In one interview Ninja mentions the "filters" that exist between subconscious and conscious, and how the art he feels is most worthy is the art of children, madmen and criminals, because their filters are either weak or distorted in a way that allows those things that the rest of the world "filters out" to be made apparent.

I like this because it is Jungian in a way, it recognizes that creativity is something that is not controlled but "channeled" or guided out of some unseen part of us.

What I admire about this project is their success in the realization of their vision, and their use of the things around them. Their videos shot in South African sunlight, where the colors are so intense. Other people in the project, Yo-Landi Visser, who is beatiful, shrewish, angelic, demonic and... well, vuilgeboost all at once. DJ Hi-Tek, an amiable giant couch potato-esque everydude. Appearances in their visuals and videos by friends, including an unusual artist who brings an otherworldly aesthetic to their visuals.

Somehow they bring to light the "next level" surreality from this weird meld of bizarre and mundane and it is exactly what they are aiming for.

Friday, June 04, 2010

not so good things and worse things.

I have an HP 17" notebook, a dv9000, which is a little less than 3 yrs old. It is my primary music notebook at this point, it is currently running Windows Vista Home Premium 32 bit.
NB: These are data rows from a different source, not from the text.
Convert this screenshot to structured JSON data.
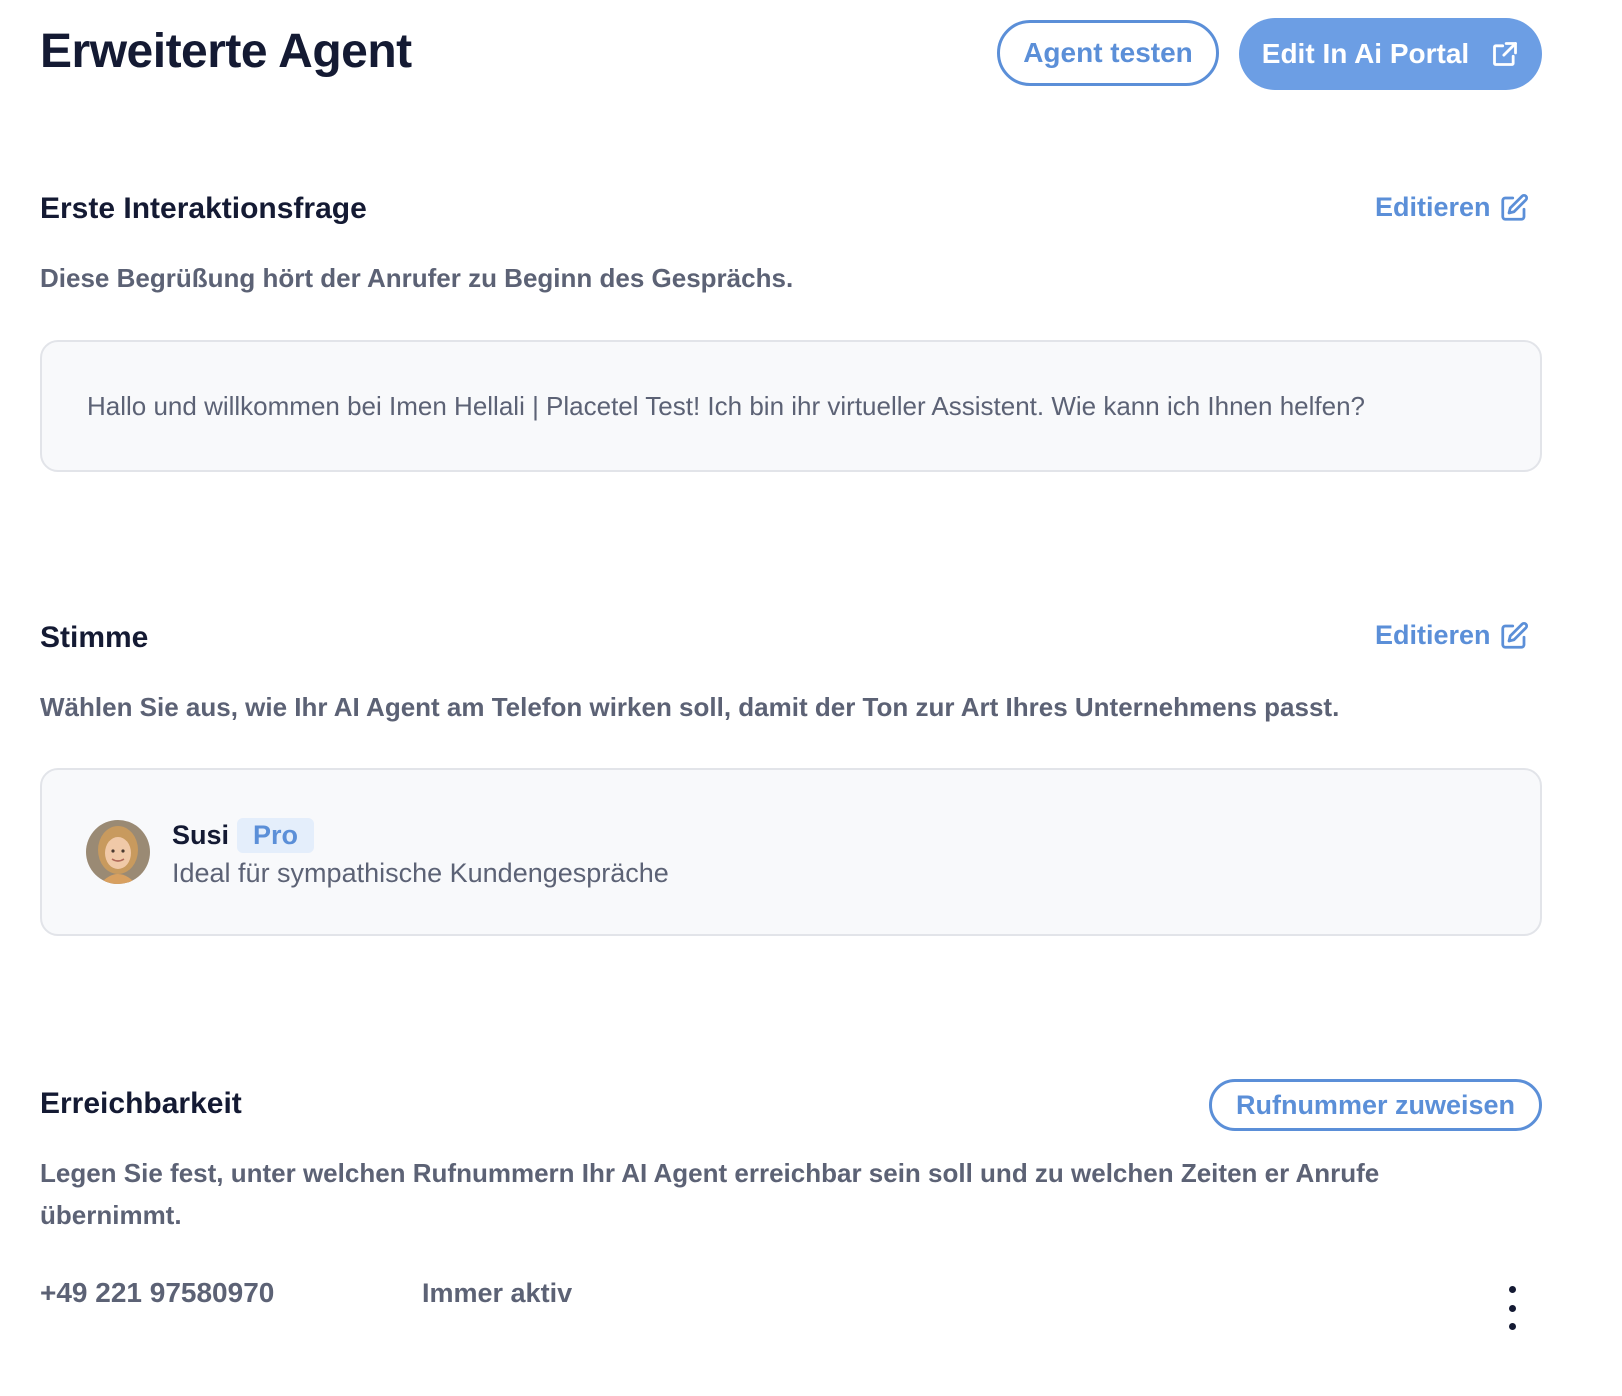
{
  "header": {
    "title": "Erweiterte Agent",
    "test_button": "Agent testen",
    "portal_button": "Edit In Ai Portal",
    "portal_icon": "external-link-icon"
  },
  "greeting_section": {
    "title": "Erste Interaktionsfrage",
    "edit_label": "Editieren",
    "edit_icon": "edit-icon",
    "description": "Diese Begrüßung hört der Anrufer zu Beginn des Gesprächs.",
    "greeting_text": "Hallo und willkommen bei Imen Hellali | Placetel Test! Ich bin ihr virtueller Assistent. Wie kann ich Ihnen helfen?"
  },
  "voice_section": {
    "title": "Stimme",
    "edit_label": "Editieren",
    "edit_icon": "edit-icon",
    "description": "Wählen Sie aus, wie Ihr AI Agent am Telefon wirken soll, damit der Ton zur Art Ihres Unternehmens passt.",
    "voice": {
      "name": "Susi",
      "badge": "Pro",
      "description": "Ideal für sympathische Kundengespräche"
    }
  },
  "reachability_section": {
    "title": "Erreichbarkeit",
    "assign_button": "Rufnummer zuweisen",
    "description": "Legen Sie fest, unter welchen Rufnummern Ihr AI Agent erreichbar sein soll und zu welchen Zeiten er Anrufe übernimmt.",
    "numbers": [
      {
        "number": "+49 221 97580970",
        "status": "Immer aktiv"
      }
    ]
  },
  "colors": {
    "accent": "#5b8fd8",
    "primary_button": "#6c9ee4",
    "heading": "#141a33",
    "muted_text": "#5c6275",
    "card_bg": "#f8f9fb",
    "card_border": "#e2e4e9"
  }
}
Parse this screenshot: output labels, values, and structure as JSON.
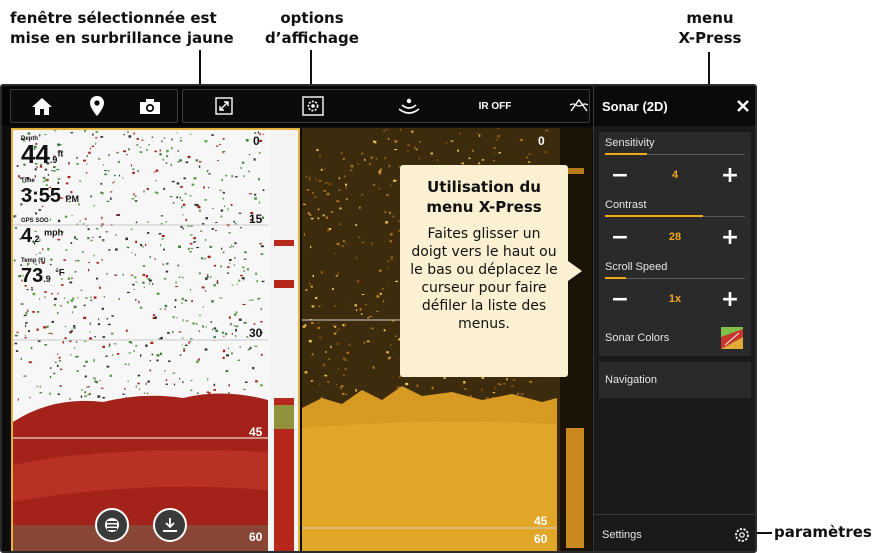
{
  "callouts": {
    "window": {
      "line1": "fenêtre sélectionnée est",
      "line2": "mise en surbrillance jaune"
    },
    "display_options": {
      "line1": "options",
      "line2": "d’affichage"
    },
    "xpress_menu": {
      "line1": "menu",
      "line2": "X-Press"
    },
    "settings": "paramètres"
  },
  "topbar": {
    "icons": [
      "home-icon",
      "waypoint-pin-icon",
      "camera-icon",
      "fullscreen-icon",
      "display-options-gear-icon",
      "sonar-icon",
      "ir-off",
      "water-surface-icon"
    ],
    "ir_label": "IR OFF"
  },
  "left_pane": {
    "readouts": [
      {
        "label": "Depth",
        "value": "44",
        "decimal": ".9",
        "unit": "ft"
      },
      {
        "label": "Time",
        "value": "3:55",
        "decimal": "",
        "unit": "PM"
      },
      {
        "label": "GPS SOG",
        "value": "4",
        "decimal": ".2",
        "unit": "mph"
      },
      {
        "label": "Temp (1)",
        "value": "73",
        "decimal": ".9",
        "unit": "°F"
      }
    ],
    "scale": [
      "0",
      "15",
      "30",
      "45",
      "60"
    ],
    "highlight_color": "#e3b23c",
    "buttons": [
      "layers-icon",
      "download-icon"
    ]
  },
  "mid_pane": {
    "scale": [
      "0",
      "45",
      "60"
    ]
  },
  "tooltip": {
    "title": "Utilisation du menu X-Press",
    "body": "Faites glisser un doigt vers le haut ou le bas ou déplacez le curseur pour faire défiler la liste des menus."
  },
  "xpress": {
    "title": "Sonar (2D)",
    "close_icon": "close-icon",
    "items": [
      {
        "label": "Sensitivity",
        "value": "4",
        "fraction": 0.3
      },
      {
        "label": "Contrast",
        "value": "28",
        "fraction": 0.7
      },
      {
        "label": "Scroll Speed",
        "value": "1x",
        "fraction": 0.15
      }
    ],
    "minus": "−",
    "plus": "+",
    "sonar_colors": "Sonar Colors",
    "navigation": "Navigation",
    "settings": "Settings",
    "accent": "#f2a81d"
  }
}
The system started running very hot one day and it froze, then it would not reboot, then the LCD display went blank.

Now, I do music and play games on this notebook-- the hard drives are nearly full with Ableton project related files and saved games the two largest consumers of disk space, followed by VSTs and video. I use the notebook continualy several hours each day, and my dwelling is not highly humidity/temperature controlled, and it has 7200 rpm drives as opposed to 5400, so it runs a little hotter.
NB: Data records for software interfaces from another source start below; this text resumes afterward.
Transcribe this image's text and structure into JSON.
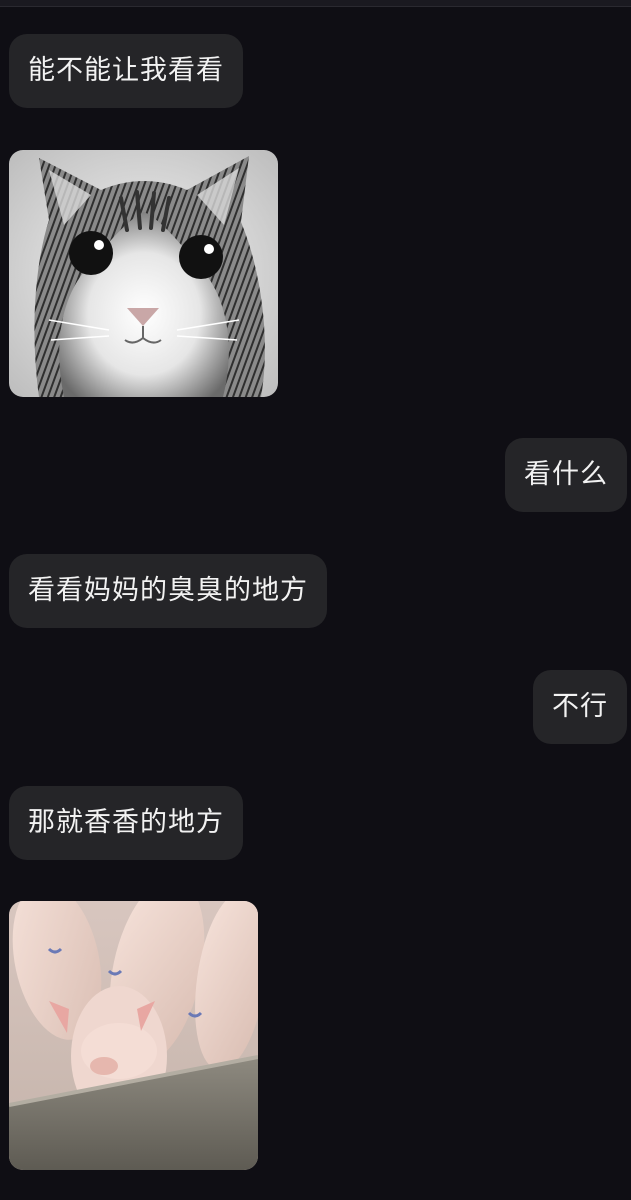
{
  "messages": [
    {
      "side": "left",
      "type": "text",
      "text": "能不能让我看看"
    },
    {
      "side": "left",
      "type": "sticker",
      "icon": "cat-face-sticker"
    },
    {
      "side": "right",
      "type": "text",
      "text": "看什么"
    },
    {
      "side": "left",
      "type": "text",
      "text": "看看妈妈的臭臭的地方"
    },
    {
      "side": "right",
      "type": "text",
      "text": "不行"
    },
    {
      "side": "left",
      "type": "text",
      "text": "那就香香的地方"
    },
    {
      "side": "left",
      "type": "sticker",
      "icon": "pigs-sticker"
    }
  ],
  "colors": {
    "background": "#0f0e14",
    "bubble": "#252528",
    "text": "#f2f2f2"
  }
}
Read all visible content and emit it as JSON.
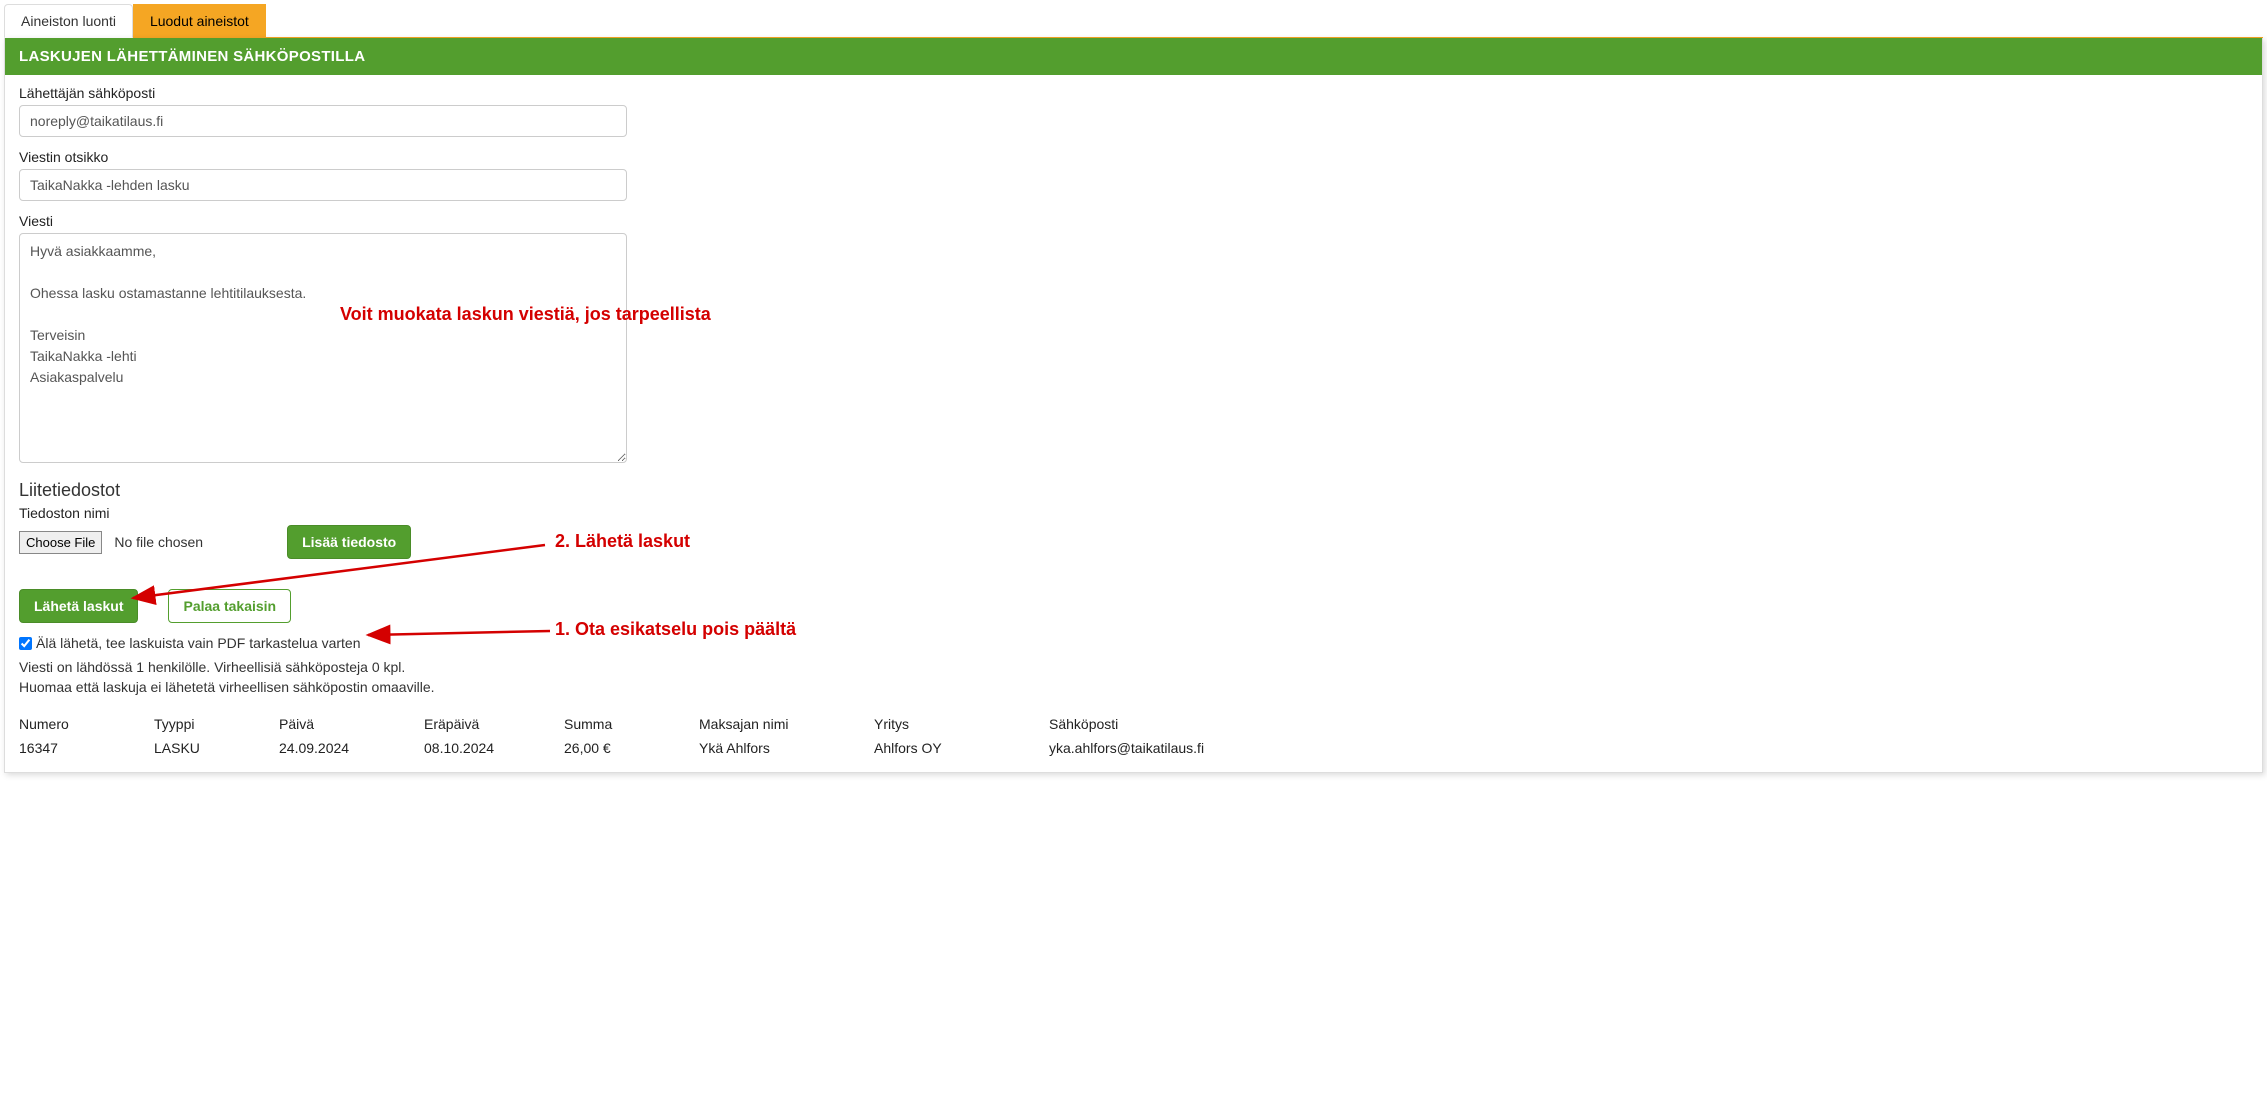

I attached an external monitor, per some troubleshooting steps on the HP support site. The external monitor showed that the system was failing to initialize the video card, BSOD BCCode 116.

This was bad, so I engaged HP online support, they have a 24x7 chat. My interactions were good, they of course wanted me to do all the things I had tried already (boot in safe mode, install latest nVidia driver) and then some of the tedious, drawn out things that support people ask people to do as a matter of course (run a HDD test via bios, reseat the RAM). But all in all the things were reasonable and led up to finally backing up everything and sending the notebook in for repair. It was of course out of warranty, and the price to repair was low enough to be far cheaper than a new notebook of comparable capabilities but high enough to be pretty painful.

The support supervisor indicated I should back up all data and programs. I had backed up some things, but really to do it perfectly correctly would've been a nightmare of tedium, so I asked him if I could just take out the HDDs and he was amenable to that-- they would put in a test HDD to run what they needed anyway.

The turnaround was fast, I was impressed. I sent it to them on May 27, prior to the long weekend, and it was shipped back to me on June 3. They send a box and a fedex slip to send it back, with packing instructions and a form to fill out. So although it was an expensive, unexpected repair, it was done quickly and well and I was happy to see how many parts they replaced.

It is interesting that I read HP is downsizing its workforce and seems to be having some problems-- their product and services have been good to me. However, their latest comparable models, the 'newer generation' to the one I have, seem to lack Firewire ports, which are kind of useful for music and really essential for digital video.

Meanwhile, the worst thing ever seems to be unfolding before our eyes.

Horrible horrible stuff, the entire coast of the United States from Texas to Long Island would appear to be threatened by this. Wonder what happens when the storms blow in? The rains from those storms come up from the Gulf and into the agricultural areas of the southeast and mid-atlantic.

In the latter 20th century, the scary scenario was acid rain. It still is, and it hasn't been eliminated, but regulations controlled the causes. Now, can we expect "petro rain"?